“Registry data may be used to assess whether outcomes seen in carefully controlled clinical trials (e.g., FDA trials) are reproduced in the real world and in a broader range of patients,” CMS stated in a news release.
CMS also removed proposed restrictions on clinical-trial coverage that would have excluded patients with neurological conditions other than Alzheimer’s disease and would have required all approved trials to be conducted in hospital-based outpatient settings.
“We intend to be nimble and flexible as new evidence is developed and comes out,” said Tamara Syrek Jensen, JD, director of the coverage and analysis group in the Office of Clinical Standards and Quality. “We can always reconsider the coverage determination.”
A much-anticipated decision
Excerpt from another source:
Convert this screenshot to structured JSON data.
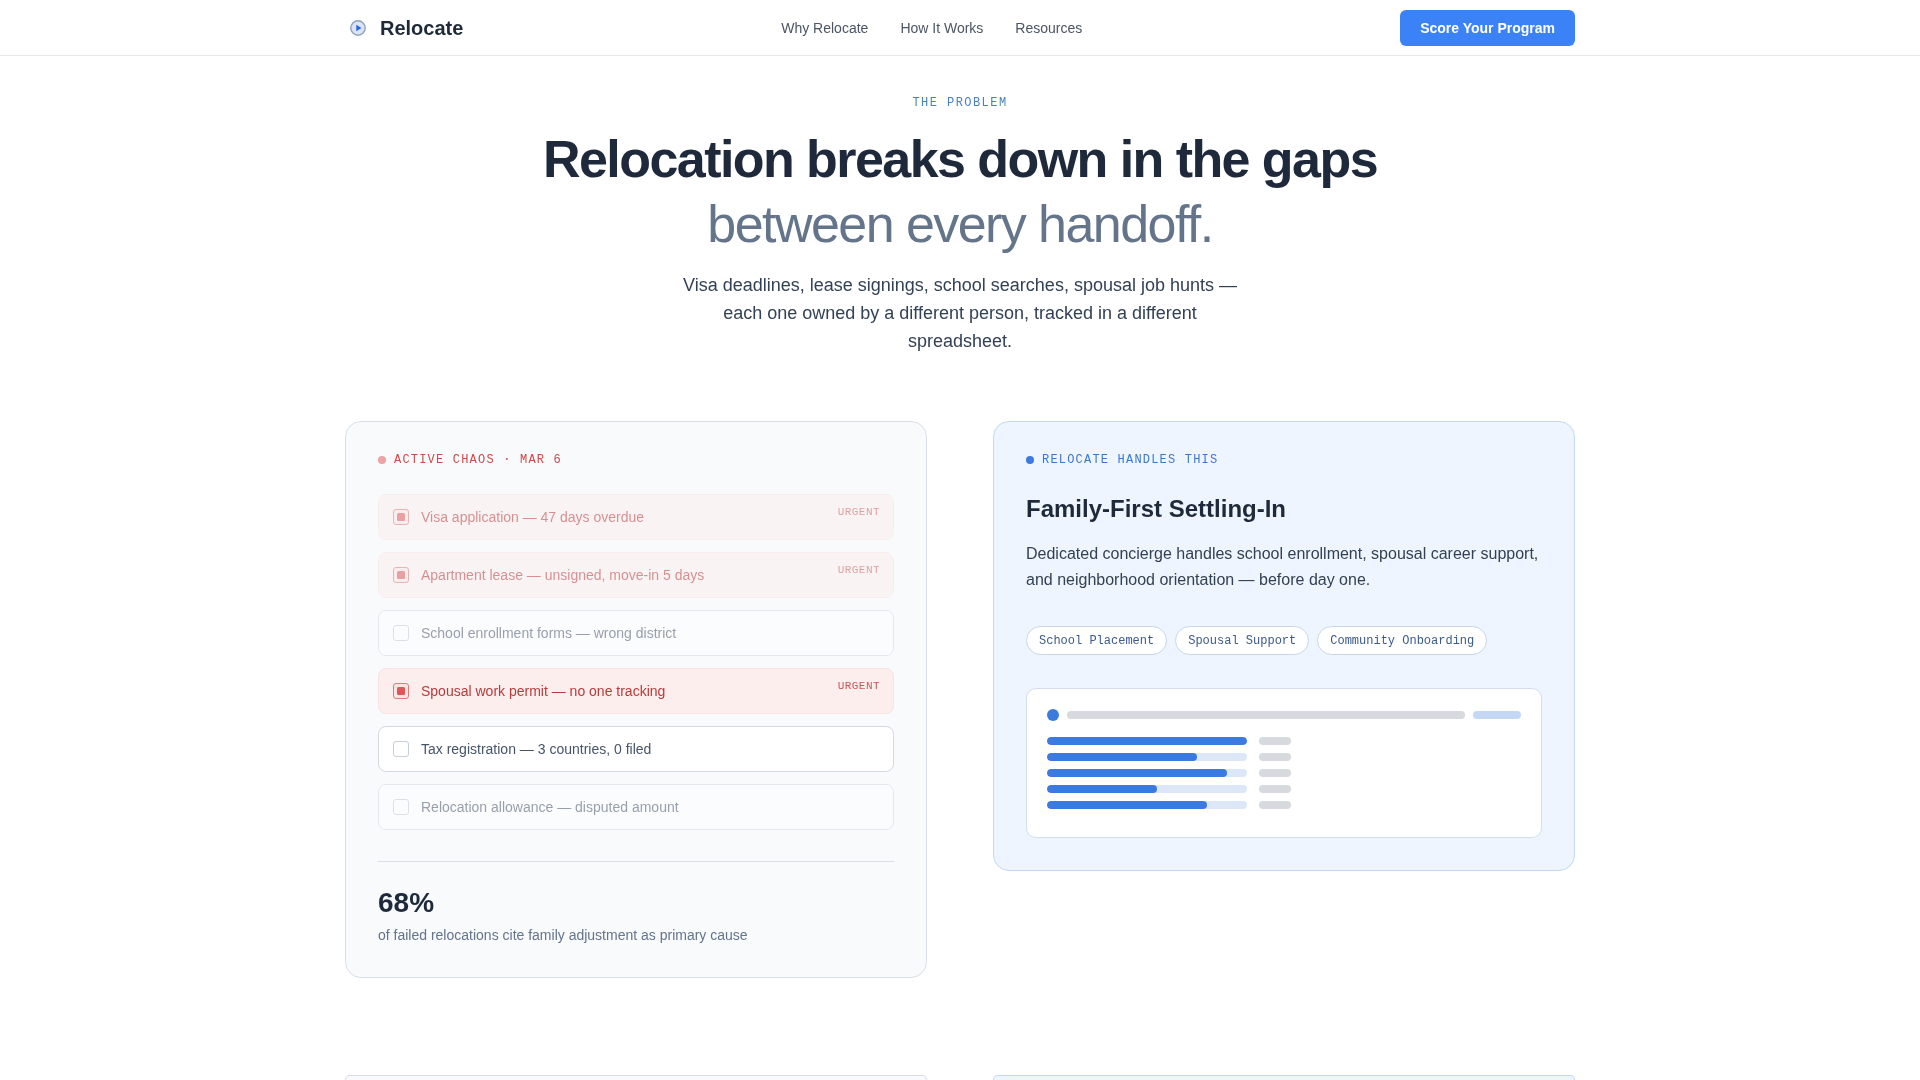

The decision-making process attracted attention because of the high-profile nature of the drug, which was touted as the first treatment that addresses the underlying pathology of Alzheimer’s disease. The manufacturer, Biogen, didn’t endear the product to policymakers and stakeholders when it initially set a price of $56,000 per treatment after the FDA approved the drug in June. Six months later, Biogen cut the price in half in response to pushback.
Among those who spoke out about Aduhelm following FDA approval, a preponderance of providers and insurers supported coverage restrictions. For example, Cleveland Clinic, Mount Sinai and Providence quickly said they wouldn’t administer the drug until more clinical evidence was available. According to a Bloomberg report, 25 large insurers said they didn’t deem Aduhelm to be medically necessary, although Humana said it planned to cover the drug for members who resemble those whom the treatment benefited in clinical trials.
On the other side, advocacy groups for patients with Alzheimer’s disease spent millions of dollars on campaigns urging Medicare to expand coverage, according to a Reuters report. After CMS announced its final decision, the Alzheimer’s Association expressed disappointment, stating that the agency “has essentially ignored the needs of people living with Alzheimer’s disease.”
“While we note CMS has expanded where those clinical trials may take place, in reality this remains an unnecessary and never-before-imposed barrier to access an FDA-approved treatment,” the association added.
The need for a risk-benefit analysis
The drug is targeted to patients who have mild cognitive impairment and may not have outward signs of dementia. CMS leaders said that because those patients can still lead healthy and active lives, a rigorous evaluation of the risks and benefits is all the more important.
“As a physician, I know there may be potential for promise with this treatment,” Fleisher said. “However, while the drug is known to reduce amyloid plaque in the brain, there is not currently evidence that this reduction leads to a clinical benefit in the form of improved cognition or function.”
Meanwhile, he added, known risks include potentially fatal brain bleeds.
Considering the various factors, “There is not currently sufficient evidence to support full coverage of this drug for people with Medicare until the statutory reasonable and necessary standard is met,” he said.
A different story in Medicaid
Because Biogen is in the Medicaid Drug Rebate Program and Aduhelm has been approved by the FDA, state Medicaid programs must cover the drug broadly and can’t limit coverage to clinical trials, said John Coster, director of the Division of Pharmacy in CMS’s Center for Medicaid and CHIP Services.
However, he said, states can “subject the drug to traditional utilization-management techniques, such as prior authorization and step therapy.”
In addition, coverage is not required for beneficiaries who are dually eligible for Medicare and Medicaid.